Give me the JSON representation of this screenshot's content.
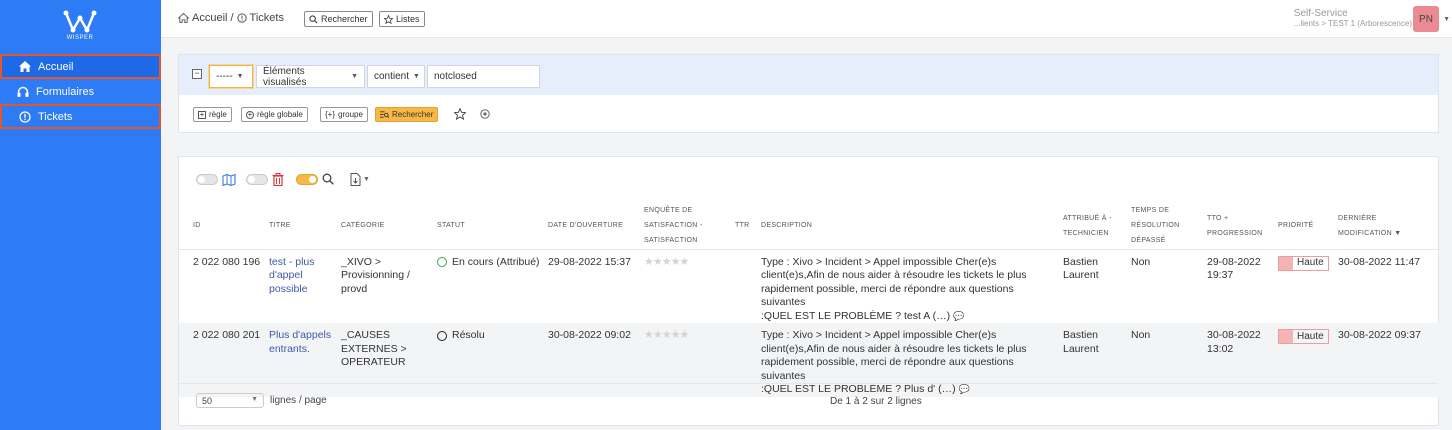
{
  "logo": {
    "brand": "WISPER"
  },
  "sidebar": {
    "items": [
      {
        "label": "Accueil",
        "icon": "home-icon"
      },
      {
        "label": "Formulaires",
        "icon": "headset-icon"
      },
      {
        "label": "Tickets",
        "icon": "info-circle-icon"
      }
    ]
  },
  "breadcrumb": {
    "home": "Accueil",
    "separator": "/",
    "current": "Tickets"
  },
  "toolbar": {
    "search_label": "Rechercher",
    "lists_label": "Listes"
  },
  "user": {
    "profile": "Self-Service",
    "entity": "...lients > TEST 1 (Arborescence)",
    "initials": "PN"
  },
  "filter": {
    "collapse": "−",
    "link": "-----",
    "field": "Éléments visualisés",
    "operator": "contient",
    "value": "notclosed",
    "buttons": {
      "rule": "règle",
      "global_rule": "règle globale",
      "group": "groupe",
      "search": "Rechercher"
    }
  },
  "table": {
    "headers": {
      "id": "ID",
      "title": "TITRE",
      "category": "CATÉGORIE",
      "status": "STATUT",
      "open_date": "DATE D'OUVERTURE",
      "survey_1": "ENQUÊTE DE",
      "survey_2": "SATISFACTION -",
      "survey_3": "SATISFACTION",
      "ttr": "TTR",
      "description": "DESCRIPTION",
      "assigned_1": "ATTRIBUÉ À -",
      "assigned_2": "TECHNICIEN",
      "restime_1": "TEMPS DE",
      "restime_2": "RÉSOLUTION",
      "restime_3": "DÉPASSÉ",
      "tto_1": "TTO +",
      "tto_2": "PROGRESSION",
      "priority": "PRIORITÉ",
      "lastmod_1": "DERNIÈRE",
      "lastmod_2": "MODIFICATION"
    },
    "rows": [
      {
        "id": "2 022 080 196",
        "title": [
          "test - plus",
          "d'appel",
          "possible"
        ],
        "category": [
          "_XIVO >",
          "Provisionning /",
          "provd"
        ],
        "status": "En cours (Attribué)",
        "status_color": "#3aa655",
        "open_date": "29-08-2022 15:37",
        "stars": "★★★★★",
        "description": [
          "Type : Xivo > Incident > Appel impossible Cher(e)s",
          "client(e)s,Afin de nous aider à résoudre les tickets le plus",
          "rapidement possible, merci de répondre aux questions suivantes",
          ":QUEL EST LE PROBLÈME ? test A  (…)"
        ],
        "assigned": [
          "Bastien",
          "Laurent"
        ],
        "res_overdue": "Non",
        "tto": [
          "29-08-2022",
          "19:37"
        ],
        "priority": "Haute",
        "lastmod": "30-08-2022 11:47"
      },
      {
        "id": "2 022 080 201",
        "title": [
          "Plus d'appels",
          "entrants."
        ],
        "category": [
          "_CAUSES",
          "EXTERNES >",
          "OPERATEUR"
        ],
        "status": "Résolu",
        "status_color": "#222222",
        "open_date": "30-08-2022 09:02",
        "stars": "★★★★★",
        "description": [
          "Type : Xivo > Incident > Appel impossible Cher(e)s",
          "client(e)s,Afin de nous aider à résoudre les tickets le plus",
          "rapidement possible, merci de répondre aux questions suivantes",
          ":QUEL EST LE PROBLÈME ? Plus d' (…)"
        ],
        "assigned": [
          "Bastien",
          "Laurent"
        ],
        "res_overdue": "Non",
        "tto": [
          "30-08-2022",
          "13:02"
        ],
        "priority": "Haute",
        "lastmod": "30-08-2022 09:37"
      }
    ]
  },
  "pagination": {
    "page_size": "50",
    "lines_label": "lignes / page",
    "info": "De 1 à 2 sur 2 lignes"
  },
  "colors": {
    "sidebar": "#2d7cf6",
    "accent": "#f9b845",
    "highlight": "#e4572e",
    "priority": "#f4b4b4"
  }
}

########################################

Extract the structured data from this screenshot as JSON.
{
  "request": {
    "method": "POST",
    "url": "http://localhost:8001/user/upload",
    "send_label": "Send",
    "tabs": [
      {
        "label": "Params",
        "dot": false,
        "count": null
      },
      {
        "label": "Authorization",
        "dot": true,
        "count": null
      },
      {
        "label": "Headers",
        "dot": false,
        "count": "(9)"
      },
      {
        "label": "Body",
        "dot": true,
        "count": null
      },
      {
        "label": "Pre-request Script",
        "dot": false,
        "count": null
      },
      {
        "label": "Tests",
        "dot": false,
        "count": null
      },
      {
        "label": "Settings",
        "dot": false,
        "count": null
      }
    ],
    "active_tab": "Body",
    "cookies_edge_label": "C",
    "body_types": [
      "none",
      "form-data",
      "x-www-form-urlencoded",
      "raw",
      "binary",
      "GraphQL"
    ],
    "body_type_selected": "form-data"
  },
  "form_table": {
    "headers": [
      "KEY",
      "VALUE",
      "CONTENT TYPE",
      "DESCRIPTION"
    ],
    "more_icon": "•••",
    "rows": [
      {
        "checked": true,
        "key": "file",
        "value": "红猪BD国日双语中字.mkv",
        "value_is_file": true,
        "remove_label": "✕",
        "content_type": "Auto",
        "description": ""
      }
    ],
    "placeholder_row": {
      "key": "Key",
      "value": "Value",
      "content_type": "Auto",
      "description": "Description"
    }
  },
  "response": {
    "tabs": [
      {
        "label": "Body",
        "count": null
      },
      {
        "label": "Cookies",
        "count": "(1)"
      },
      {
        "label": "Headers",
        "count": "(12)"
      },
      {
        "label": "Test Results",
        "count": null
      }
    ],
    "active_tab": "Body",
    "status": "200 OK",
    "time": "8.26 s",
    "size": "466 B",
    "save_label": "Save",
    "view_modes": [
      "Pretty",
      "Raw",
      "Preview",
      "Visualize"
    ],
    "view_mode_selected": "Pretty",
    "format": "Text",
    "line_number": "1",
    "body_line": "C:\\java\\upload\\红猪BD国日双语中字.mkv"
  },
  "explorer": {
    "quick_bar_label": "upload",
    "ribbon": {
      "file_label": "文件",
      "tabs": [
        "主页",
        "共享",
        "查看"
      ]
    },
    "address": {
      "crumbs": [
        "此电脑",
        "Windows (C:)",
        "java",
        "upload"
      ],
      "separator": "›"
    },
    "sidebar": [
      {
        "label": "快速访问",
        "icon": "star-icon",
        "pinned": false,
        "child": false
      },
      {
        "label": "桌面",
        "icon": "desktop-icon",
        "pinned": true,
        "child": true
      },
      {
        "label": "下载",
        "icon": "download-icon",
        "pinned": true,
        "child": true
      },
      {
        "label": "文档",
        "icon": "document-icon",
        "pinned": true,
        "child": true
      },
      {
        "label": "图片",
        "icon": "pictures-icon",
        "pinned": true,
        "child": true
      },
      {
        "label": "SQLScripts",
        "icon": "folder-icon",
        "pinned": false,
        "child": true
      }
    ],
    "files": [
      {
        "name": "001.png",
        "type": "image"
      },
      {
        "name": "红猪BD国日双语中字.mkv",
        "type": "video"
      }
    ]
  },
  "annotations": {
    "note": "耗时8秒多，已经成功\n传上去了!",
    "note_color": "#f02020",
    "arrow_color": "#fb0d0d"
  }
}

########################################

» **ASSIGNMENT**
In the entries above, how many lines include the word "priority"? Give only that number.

» **EXERCISE SOLUTION**
4